Wednesday, December 14, 2016

Winter Proofing Your Dog's Paws


Winter can be a beautiful time to hike in the sparkly, cold wonderland. But, it can also wreak havoc on your dog's paws: cracking, trauma, frost bite, chemical burns and drying. This can hurt! We often don't think about it, but steps can be taken to prevent painful paws. Here's what you can do:
  1. Prep the paws. Trim the hair between the toes and around the paws. This will prevent ice balls from forming. It is also especially important to keep your dog's nails trimmed. Long nails can cause the paw pads to spread out while walking causing snow to get packed in between the toes. 
  2. Invest in some Paw and Nose Butter. Yes, there is such a product! Before you go out into the wild, gently clean your dog's paw pads with a warm wash cloth and apply a thin layer of butter. This will form a thin barrier between your dog's paw pads and the elements. Once you are done with your walk, wash your dog's paws with warm water and apply the butter again. This will help moisturize the paw pads and keep them from getting dried out.  You can follow the same steps for your dog's nose if you notice it is getting dry and cracked from the cold weather.
  3. Invest in some dog boots. This is another layer of protection for your dog's feet. You can still use the paw butter to keep the paws warm, soft and supple. But the dog boots add the ultimate protection.
  4. Stay away from de-icers and salt. Avoid areas that have had de-icer or salt spread. These substances can be toxic to pets and cause chemical burns. Once you are done walking, wash your dog's paws to make sure that there is nothing that Fido can lick off to make him/her sick and then apply paw butter!
Last but not least, here is a recipe you can use to make your own paw butter:
  • 2 TBS Shea Butter
  • 2 TBS Coconut oil
  • 2 TBS Beeswax
  • 1 tsp Sweet almond or Olive oil
Put all the ingredients into a pan and melt over low heat while occasionally stirring. Once it is all melted, transfer into a glass jar for cooling and storage.

p.s...This recipe can also be used as an excellent human body butter. :)

Monday, December 5, 2016

Hypothermia in Canines
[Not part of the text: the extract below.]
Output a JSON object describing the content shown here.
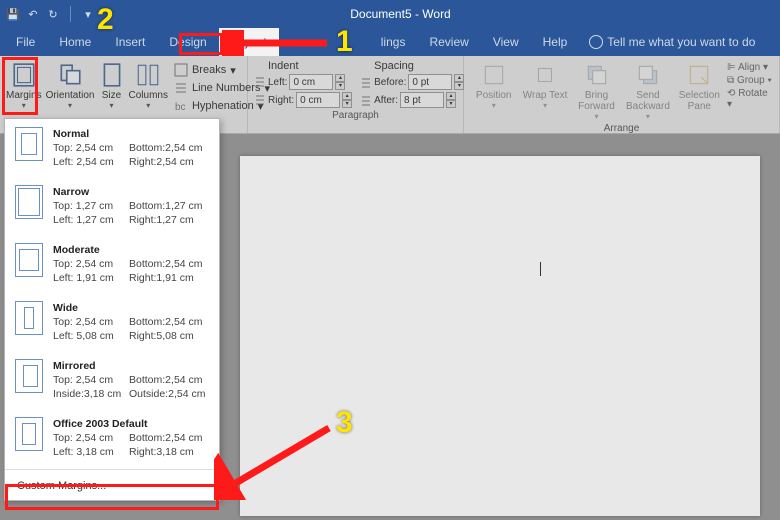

Hypothermia is a dangerous drop in body temperature and can be caused by more than just being outside in the cold for long periods of time. There are a lot of factors that play into whether or not your dog is at risk of hypothermia, some of them include:
  • Very young or old dogs.
  • Dogs under anesthesia.
  • Smaller breeds, because they experience faster loss of body heat. 
  • Diseases of the hypothalamus (example: hypothyroidism). The hypothalamus is responsible for regulating and maintaining body temperature. 
  • Shock
  • And... of course... if your dog has been out in the cold or the skin/ fur has been wet for a long period of time.
So, how do you know if your dog has hypothermia? A dog's normal body temperature is higher than a human's. The normal range is from 101-102.5F. When it drops to a human range of body temperature (97.6- 99.6F), they are in danger of hypothermia. In fact, if your dog's body temperature drops below 98F, you should seek a veterinarian immediately. 

The first signs of hypothermia is excessive shivering and lethargy. You should also check for frostbite: When areas of the skin, particularly the tail, ears and paws, become pale, gray and/ or bluish. These areas can also feel cold or brittle and be painful when touched. Sometimes, the frost bit areas will also swell and form blisters. To check your dog's body temperature, click this link.

Here is a handy temperature chart. Remember if your dog is below 98F, TAKE THEM TO THE VET.


What to Do:
(Remember, if your dog's temperature is below 98F, seek a veterinarian immediately!)
  1. Throw some blankets in the dryer to warm them up. Then, wrap your dog in the warm blankets.
  2. Wrap a warm water bottle in a towel and place on your dog's stomach. Do not place the warmed water bottle directly on the stomach without wrapping it. This may cause a burn on your dog's stomach.
  3. If your dog is alert, give him/her warm fluids to drink. 
  4. Try to keep your dog still. Moving around will cause more body heat to be lost.
  5. Take your dog's temperature every 10 minutes. Once your dog is at a normal temperature, take them to the veterinarian to check for long term damage. 
Winter can be a wonderful time to go out hiking and playing in the snow, but just because your dog has fur, does not mean they can withstand extreme temperatures. Always pay attention to the signs your dog is giving you that they may be cold. In addition, prepare your dog for cold weather. investing in a good dog coat and booties is always a good idea if you are going to be outside for a long duration of time. Lastly, never leave your dog unattended outside in the cold. 

Additional links:
Hypothermia: Keeping Your Dog Safe in the Cold, Cesar's Way, https://www.cesarsway.com/dog-care/safety/Hypothermia-Keeping-your-dog-safe-in-the-cold

Hypothermia in Dogs, Doctors Foster and Smith, http://www.peteducation.com/article.cfm?c=2+1677&aid=301

Low Body Temperature in Dogs, Vetary, https://www.vetary.com/dog/condition/low-body-temperature